The Geoffroy's Tamarin (right)is an omnivorous animal meaning that the Geoffroy's tamarin hunts both plants and other animals in order to survive. Fruits,insects and green plants make up the majority of the Geoffroy's tamarin's diet along with small rodents and reptile eggs and tree sap. Due to it's relatively small size, the Geoffroy's tamarin, has a number of predators within it's natural environment. Wildcats, snakes and birds of prey are primary predators of the Geoffroy's tamarin, along with humans who are destroying their natural habitat.
I acquired a nice list of mammal sightings on this trip: Mantled Howler Monkey, Geoffrey's Tamarin, Agouti, White-nosed Coati, Collared Peccary, Capybara, Verrigated Squirrel, Red-tailed Squirrel, White-tailed Deer, Kinkajou, Western Night Monkey, Jamaican Friut-eating Bat, Hoffman's Two-toed Sloth, Brown-throated Three-toed Sloth and a variety of unidentified bats that were seen nightly
I was really hoping to see an ant Eater on this trip. It wasn't for the lack of effort, that I didn't. I knew they were around and that I was close to them because their sign, like their scat (pictured right), were around quite frequently.
The mammals were impressive on this trip! Even so, the best for me, were the birds. As a birder, I love Central and South America. I have been to Costa Rica and Columbia and I am totally hooked and addicted to these regions, the people, the food and the wildlife.
THE BIRDS: Vamos a observar aves!
The birding on this trip was amazing! I took very few photos of the birds, because the lighting for photos was not the best, seeing I have a relatively slow lens, for low light photography. Also, there were so many birds in mixed flocks, that taking photos would mean missing birds, and most likely, missing something rare.
I will start out with the bird of the trip for me. This bird was number two on my "most wanted to see" list. Second only to the Harpy Eagle (which I unfortunately didn't see. Next year's trip to Panama will hopefully change that. However, for now, I am more than pleased with this trip's results).

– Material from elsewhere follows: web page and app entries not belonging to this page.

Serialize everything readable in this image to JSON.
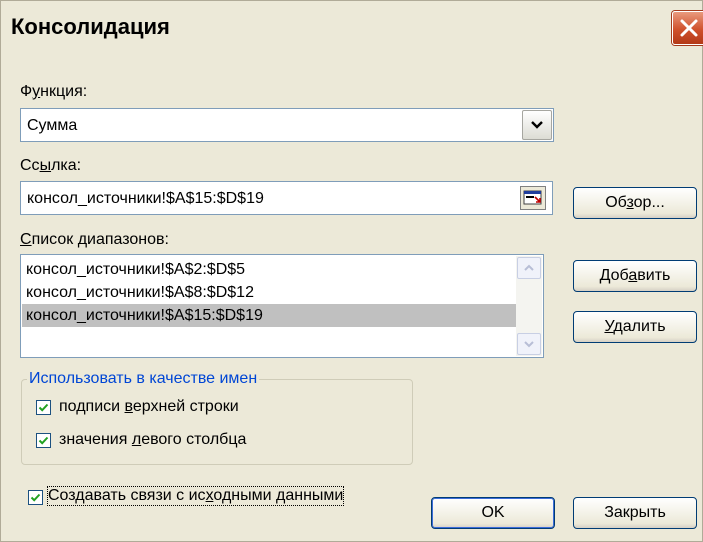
{
  "window": {
    "title": "Консолидация"
  },
  "function": {
    "label_prefix": "Ф",
    "label_underline": "у",
    "label_rest": "нкция:",
    "value": "Сумма"
  },
  "reference": {
    "label_prefix": "Сс",
    "label_underline": "ы",
    "label_rest": "лка:",
    "value": "консол_источники!$A$15:$D$19"
  },
  "ranges": {
    "label_underline": "С",
    "label_rest": "писок диапазонов:",
    "items": [
      "консол_источники!$A$2:$D$5",
      "консол_источники!$A$8:$D$12",
      "консол_источники!$A$15:$D$19"
    ],
    "selected_index": 2
  },
  "buttons": {
    "browse": {
      "prefix": "Об",
      "underline": "з",
      "rest": "ор..."
    },
    "add": {
      "prefix": "Доб",
      "underline": "а",
      "rest": "вить"
    },
    "delete": {
      "underline": "У",
      "rest": "далить"
    },
    "ok": "OK",
    "close": "Закрыть"
  },
  "use_names": {
    "title": "Использовать в качестве имен",
    "top_row": {
      "prefix": "подписи ",
      "underline": "в",
      "rest": "ерхней строки",
      "checked": true
    },
    "left_col": {
      "prefix": "значения ",
      "underline": "л",
      "rest": "евого столбца",
      "checked": true
    }
  },
  "create_links": {
    "prefix": "Создавать связи с ис",
    "underline": "х",
    "rest": "одными данными",
    "checked": true
  },
  "icons": {
    "close": "close-icon",
    "combo": "chevron-down-icon",
    "collapse": "collapse-dialog-icon",
    "scroll_up": "scroll-up-icon",
    "scroll_down": "scroll-down-icon",
    "check": "checkmark-icon"
  },
  "colors": {
    "group_title": "#0046d5",
    "dialog_bg": "#ece9d8",
    "selection": "#c0c0c0",
    "close_btn": "#d0512c"
  }
}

The bird of the trip, was a raptor. A cool raptor. Then again, all raptors are cool. I was fortunate enough to see three of my second most wanted bird: The large and impressive, Black Hawk Eagle. My first sighting was a bird high up in the sky, on Pipeline Road.
That sighting was nice and offered excellent views. However, my best sighting would come on my second to last day of the trip. When I found a perched bird right off the "trail."
He/she was very cooperative, allowing several close views. He flew off but returned again, after Michael, my guide, vocalized his call. Where the bird perched next to us once again, allowing us killer in your face, eye to eye views through the scope.
Though light and small compared to other eagles, this bird is a powerful predator that frequently hunts relatively large prey. It mainly eats large rodents opossums and monkeys as well as, occasionally, bats and birds. Its popular name in Brazil is "Gavião-pega-macaco", which means "monkey-catching hawk". The birds it takes can be quite large, such as toucans,and chachalacas
These pictures do not do this magnificent raptor justice. The pictures also do not impress the closeness of this bird while perched. It was an amazing experience having this bird, stare me in the eye. It's orange eyes seemed to burn right through me.
In this video from my cellphone, you can see just a very small fraction of an Army Ant Swarm
The list of Antbirds, Antwrens, Antshrikes, Antpittas, and Woodcreepers (these are birds)that were present at these swarms were awesome and added many lifers to my growing list of birds.from the trip
These guys took full advantage of gleaning the scurrying insects from the path of the advancing swarm. Sometimes, the antbirds ate the ants,
Another follower of the swarm, was the beautiful Spotted Anbird (left). The photo is blurry, due to low light levels at the forest floor and that, this little dude wouldn't stop moving.